◆ **Excerpts from an interface dataset**
■ ■ ■
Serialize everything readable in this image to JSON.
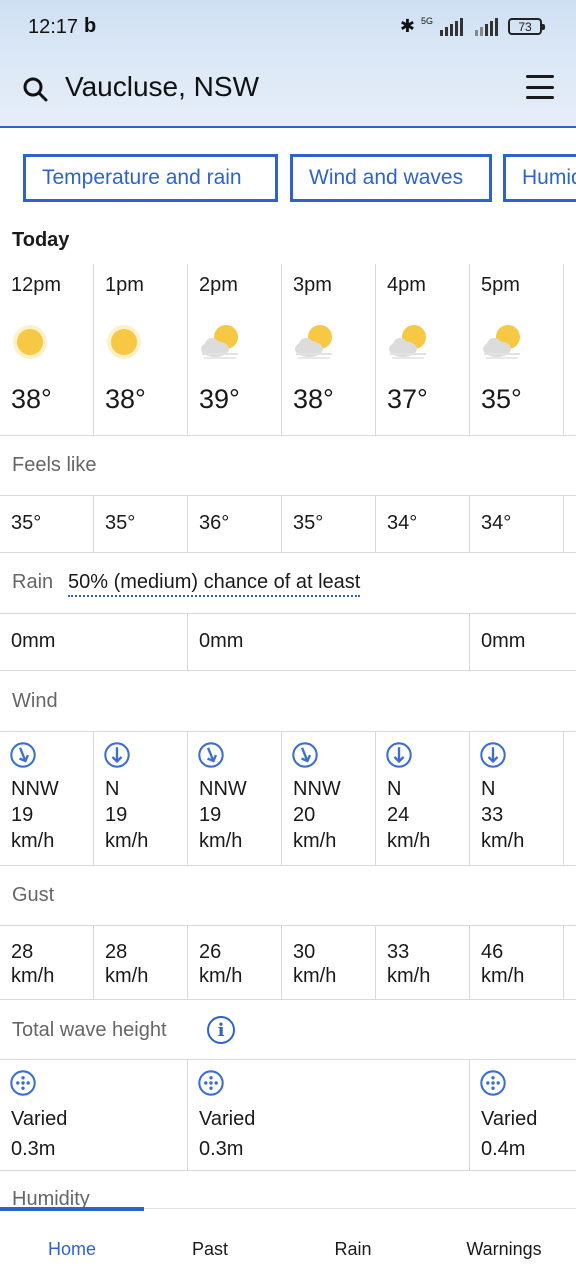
{
  "status": {
    "time": "12:17",
    "b_glyph": "b",
    "network": "5G",
    "battery": "73"
  },
  "header": {
    "location": "Vaucluse, NSW"
  },
  "tabs": [
    "Temperature and rain",
    "Wind and waves",
    "Humidity"
  ],
  "today_label": "Today",
  "hourly": [
    {
      "hour": "12pm",
      "icon": "sunny-icon",
      "temp": "38°",
      "feels": "35°"
    },
    {
      "hour": "1pm",
      "icon": "sunny-icon",
      "temp": "38°",
      "feels": "35°"
    },
    {
      "hour": "2pm",
      "icon": "partly-cloudy-icon",
      "temp": "39°",
      "feels": "36°"
    },
    {
      "hour": "3pm",
      "icon": "partly-cloudy-icon",
      "temp": "38°",
      "feels": "35°"
    },
    {
      "hour": "4pm",
      "icon": "partly-cloudy-icon",
      "temp": "37°",
      "feels": "34°"
    },
    {
      "hour": "5pm",
      "icon": "partly-cloudy-icon",
      "temp": "35°",
      "feels": "34°"
    }
  ],
  "feels_like_label": "Feels like",
  "rain": {
    "label": "Rain",
    "chance": "50% (medium) chance of at least",
    "values": [
      "0mm",
      "0mm",
      "0mm"
    ]
  },
  "wind": {
    "label": "Wind",
    "items": [
      {
        "dir": "NNW",
        "speed": "19",
        "unit": "km/h"
      },
      {
        "dir": "N",
        "speed": "19",
        "unit": "km/h"
      },
      {
        "dir": "NNW",
        "speed": "19",
        "unit": "km/h"
      },
      {
        "dir": "NNW",
        "speed": "20",
        "unit": "km/h"
      },
      {
        "dir": "N",
        "speed": "24",
        "unit": "km/h"
      },
      {
        "dir": "N",
        "speed": "33",
        "unit": "km/h"
      }
    ]
  },
  "gust": {
    "label": "Gust",
    "items": [
      {
        "speed": "28",
        "unit": "km/h"
      },
      {
        "speed": "28",
        "unit": "km/h"
      },
      {
        "speed": "26",
        "unit": "km/h"
      },
      {
        "speed": "30",
        "unit": "km/h"
      },
      {
        "speed": "33",
        "unit": "km/h"
      },
      {
        "speed": "46",
        "unit": "km/h"
      }
    ]
  },
  "waves": {
    "label": "Total wave height",
    "items": [
      {
        "dir": "Varied",
        "height": "0.3m"
      },
      {
        "dir": "Varied",
        "height": "0.3m"
      },
      {
        "dir": "Varied",
        "height": "0.4m"
      }
    ]
  },
  "humidity_label": "Humidity",
  "nav": {
    "home": "Home",
    "past": "Past",
    "rain": "Rain",
    "warnings": "Warnings"
  },
  "colors": {
    "accent": "#2f63c9",
    "sun": "#f7c843"
  }
}
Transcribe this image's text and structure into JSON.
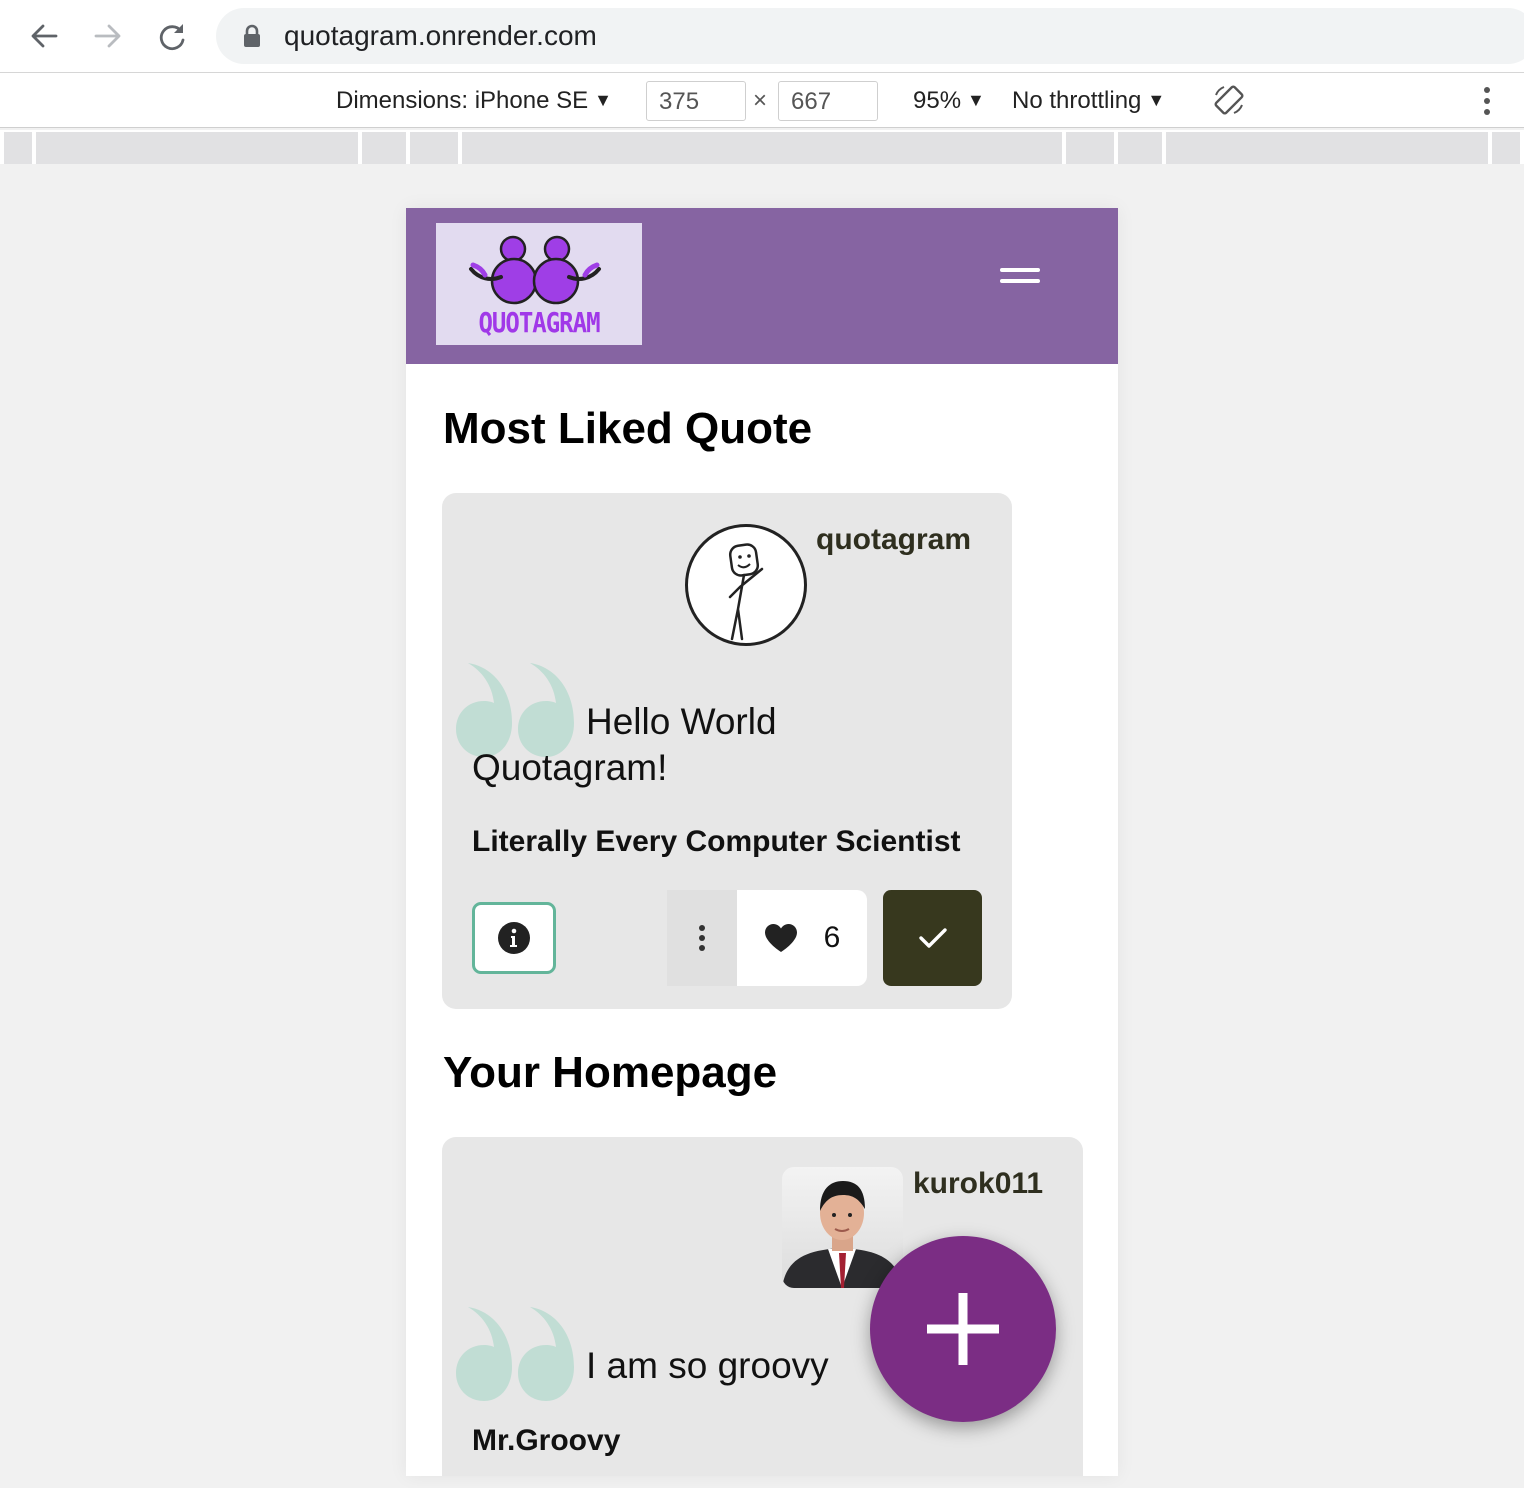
{
  "browser": {
    "url": "quotagram.onrender.com",
    "devtools": {
      "dimensions_label": "Dimensions: iPhone SE",
      "width": "375",
      "times": "×",
      "height": "667",
      "zoom": "95%",
      "throttling": "No throttling"
    }
  },
  "app": {
    "logo_text": "QUOTAGRAM",
    "brand_color": "#8664a2",
    "accent_color": "#7b2d84",
    "most_liked": {
      "section_title": "Most Liked Quote",
      "username": "quotagram",
      "quote": "Hello World Quotagram!",
      "author": "Literally Every Computer Scientist",
      "likes": "6"
    },
    "homepage": {
      "section_title": "Your Homepage",
      "username": "kurok011",
      "quote": "I am so groovy",
      "author": "Mr.Groovy"
    }
  }
}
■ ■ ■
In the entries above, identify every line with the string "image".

◆ **THE COMPLETED TASK**
Serialize everything readable in this image to JSON.
Transcribe this image's text and structure into JSON.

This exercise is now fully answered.